Charlize Theron is supporting Michelle Rodriguez's criticism of the Fast & Furious franchise. Late last month, Rodriguez threatened to leave the franchise if it didn't start placing equal importance on its female characters via a post on Instagram. Her co-star, Vin Diesel, has publicly stood by her - and she later clarified her comments weren't aimed at him - while Fate of the Furious director F. Gary Gray disagreed with her remarks, at least in regard to the one movie he helmed, saying he felt Theron had made "one of the best antagonists" in the entire series.
Rodriguez has had a strong presence in the action saga since the beginning, playing Letty Ortiz, the longtime love interest of Dom (Diesel). She's appeared in five of its eight films, including the original 2001 movie, The Fast and the Furious, and the most recent, the aforementioned Fate of the Furious. She's now the only original female character left in the franchise, though women including Jordana Brewster, Helen Mirren, Nathalie Emmanuel, Elsa Pataky and Nathalie Kelley have also been featured throughout its decade-plus run.
Charlize Theron, who played cyberterrorist villain Cypher in Fate of the Furious, has now joined Diesel in backing Rodriguez. During an interview on Watch What Happens Live, she said that Rodriguez's complaints were "super valid":
"This is somebody who has been with this franchise for a really long time. And I can personally say I am a fan of the franchise because of her. She's incredible. She's incredible. And she's the heart of that whole franchise."
Host Andy Cohen then suggested that "Vin Diesel can spare some of his cash," to which Charlize jokingly replied, "Vin, give her your money."
The conflict, of course, isn't directed at Diesel, but rather the series' tendency to give male leads meatier roles - something Rodriguez addressed at length during a May interview with Entertainment Weekly:
"I’ve been making movies with Jordana, who plays the sister of Dom Toretto, for 16 years and I can count on one hand how many lines I’ve had to her. I think that’s pathetic and it’s lack of creativity," she told the outlet, going on to push writers to do more than bring on "an amazing actress to play the bad guy" and call for having "women do things independently outside of what the boys are doing."

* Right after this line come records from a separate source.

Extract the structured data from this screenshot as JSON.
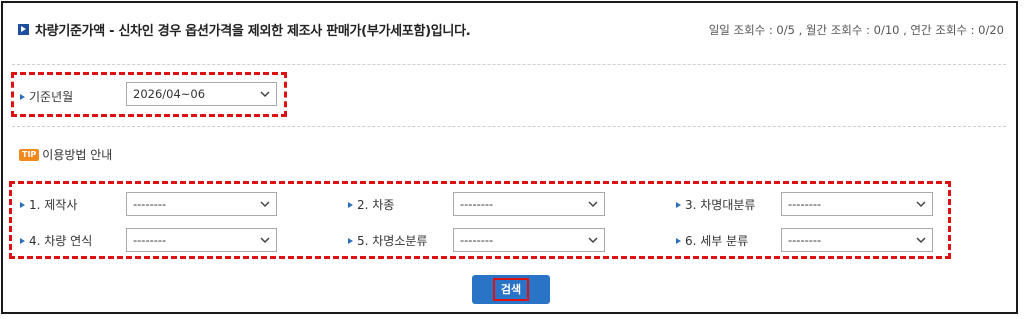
{
  "header": {
    "title": "차량기준가액 - 신차인 경우 옵션가격을 제외한 제조사 판매가(부가세포함)입니다.",
    "stats": "일일 조회수 : 0/5 , 월간 조회수 : 0/10 , 연간 조회수 : 0/20"
  },
  "base_month": {
    "label": "기준년월",
    "value": "2026/04~06"
  },
  "tip": {
    "badge": "TIP",
    "label": "이용방법 안내"
  },
  "filters": [
    {
      "label": "1. 제작사",
      "value": "--------"
    },
    {
      "label": "2. 차종",
      "value": "--------"
    },
    {
      "label": "3. 차명대분류",
      "value": "--------"
    },
    {
      "label": "4. 차량 연식",
      "value": "--------"
    },
    {
      "label": "5. 차명소분류",
      "value": "--------"
    },
    {
      "label": "6. 세부 분류",
      "value": "--------"
    }
  ],
  "search_button": "검색",
  "colors": {
    "accent": "#2a74c8",
    "highlight": "#dd1111",
    "tip_badge": "#f08a1c"
  }
}
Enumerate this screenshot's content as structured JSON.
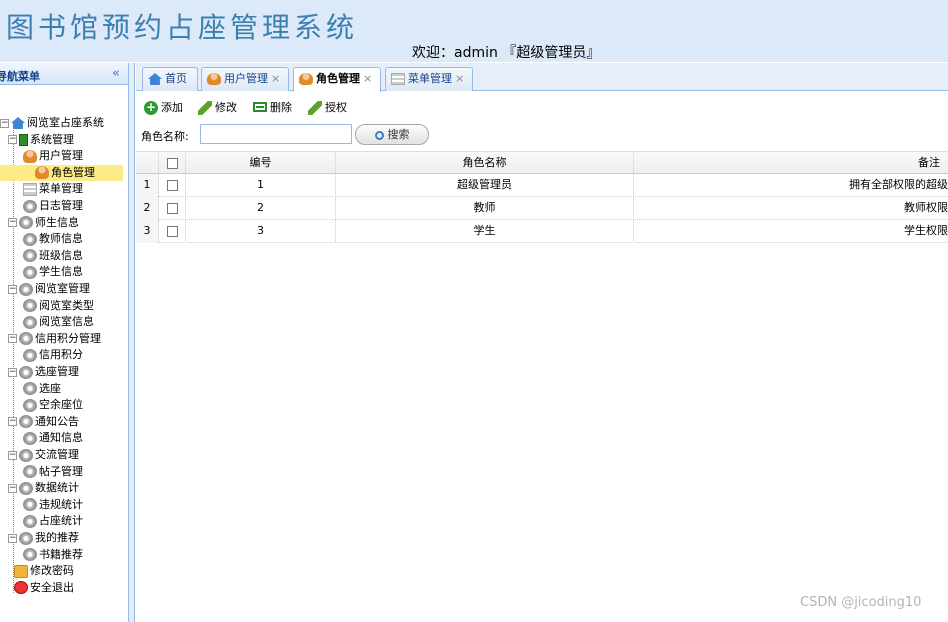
{
  "header": {
    "app_title": "图书馆预约占座管理系统",
    "welcome": "欢迎：admin 『超级管理员』"
  },
  "sidebar": {
    "title": "导航菜单",
    "collapse_glyph": "«",
    "items": [
      {
        "label": "阅览室占座系统",
        "icon": "home-icon"
      },
      {
        "label": "系统管理",
        "icon": "book-icon"
      },
      {
        "label": "用户管理",
        "icon": "user-icon"
      },
      {
        "label": "角色管理",
        "icon": "users-icon",
        "selected": true
      },
      {
        "label": "菜单管理",
        "icon": "menu-icon"
      },
      {
        "label": "日志管理",
        "icon": "gear-icon"
      },
      {
        "label": "师生信息",
        "icon": "gear-icon"
      },
      {
        "label": "教师信息",
        "icon": "gear-icon"
      },
      {
        "label": "班级信息",
        "icon": "gear-icon"
      },
      {
        "label": "学生信息",
        "icon": "gear-icon"
      },
      {
        "label": "阅览室管理",
        "icon": "gear-icon"
      },
      {
        "label": "阅览室类型",
        "icon": "gear-icon"
      },
      {
        "label": "阅览室信息",
        "icon": "gear-icon"
      },
      {
        "label": "信用积分管理",
        "icon": "gear-icon"
      },
      {
        "label": "信用积分",
        "icon": "gear-icon"
      },
      {
        "label": "选座管理",
        "icon": "gear-icon"
      },
      {
        "label": "选座",
        "icon": "gear-icon"
      },
      {
        "label": "空余座位",
        "icon": "gear-icon"
      },
      {
        "label": "通知公告",
        "icon": "gear-icon"
      },
      {
        "label": "通知信息",
        "icon": "gear-icon"
      },
      {
        "label": "交流管理",
        "icon": "gear-icon"
      },
      {
        "label": "帖子管理",
        "icon": "gear-icon"
      },
      {
        "label": "数据统计",
        "icon": "gear-icon"
      },
      {
        "label": "违规统计",
        "icon": "gear-icon"
      },
      {
        "label": "占座统计",
        "icon": "gear-icon"
      },
      {
        "label": "我的推荐",
        "icon": "gear-icon"
      },
      {
        "label": "书籍推荐",
        "icon": "gear-icon"
      },
      {
        "label": "修改密码",
        "icon": "key-icon"
      },
      {
        "label": "安全退出",
        "icon": "exit-icon"
      }
    ]
  },
  "tabs": [
    {
      "label": "首页",
      "closable": false
    },
    {
      "label": "用户管理",
      "closable": true
    },
    {
      "label": "角色管理",
      "closable": true,
      "active": true
    },
    {
      "label": "菜单管理",
      "closable": true
    }
  ],
  "tab_close_glyph": "×",
  "toolbar": {
    "add": "添加",
    "edit": "修改",
    "delete": "删除",
    "authorize": "授权"
  },
  "search": {
    "label": "角色名称:",
    "value": "",
    "placeholder": "",
    "button": "搜索"
  },
  "grid": {
    "columns": [
      "编号",
      "角色名称",
      "备注"
    ],
    "rows": [
      {
        "num": "1",
        "id": "1",
        "name": "超级管理员",
        "remark": "拥有全部权限的超级"
      },
      {
        "num": "2",
        "id": "2",
        "name": "教师",
        "remark": "教师权限"
      },
      {
        "num": "3",
        "id": "3",
        "name": "学生",
        "remark": "学生权限"
      }
    ]
  },
  "watermark": "CSDN @jicoding10",
  "colors": {
    "header_bg": "#dbe9f8",
    "title": "#3c7fb1",
    "border": "#99bbe8",
    "selected_bg": "#fbec88"
  }
}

While it's true the series has included a number of compelling female characters - most notably with the addition of Theron - they're often pushed aside for male-dominated storylines. Rodriguez's character has been a staple in the series, but she's more of an advocate for Dom than anything else, and it sounds like Rodriguez is pushing for more independent narratives.
And the problem isn't unique to Fast: According to The Wrap, the next 149 movies by major studios over the next three years includes just 12 female directors, a mere 1 percent improvement over 2016's figures. Against that backdrop, it's clear Fast is just one of many projects with room to deepen its inclusivity, and it's no wonder Theron is standing behind Rodriguez.
Source: Watch What Happens Live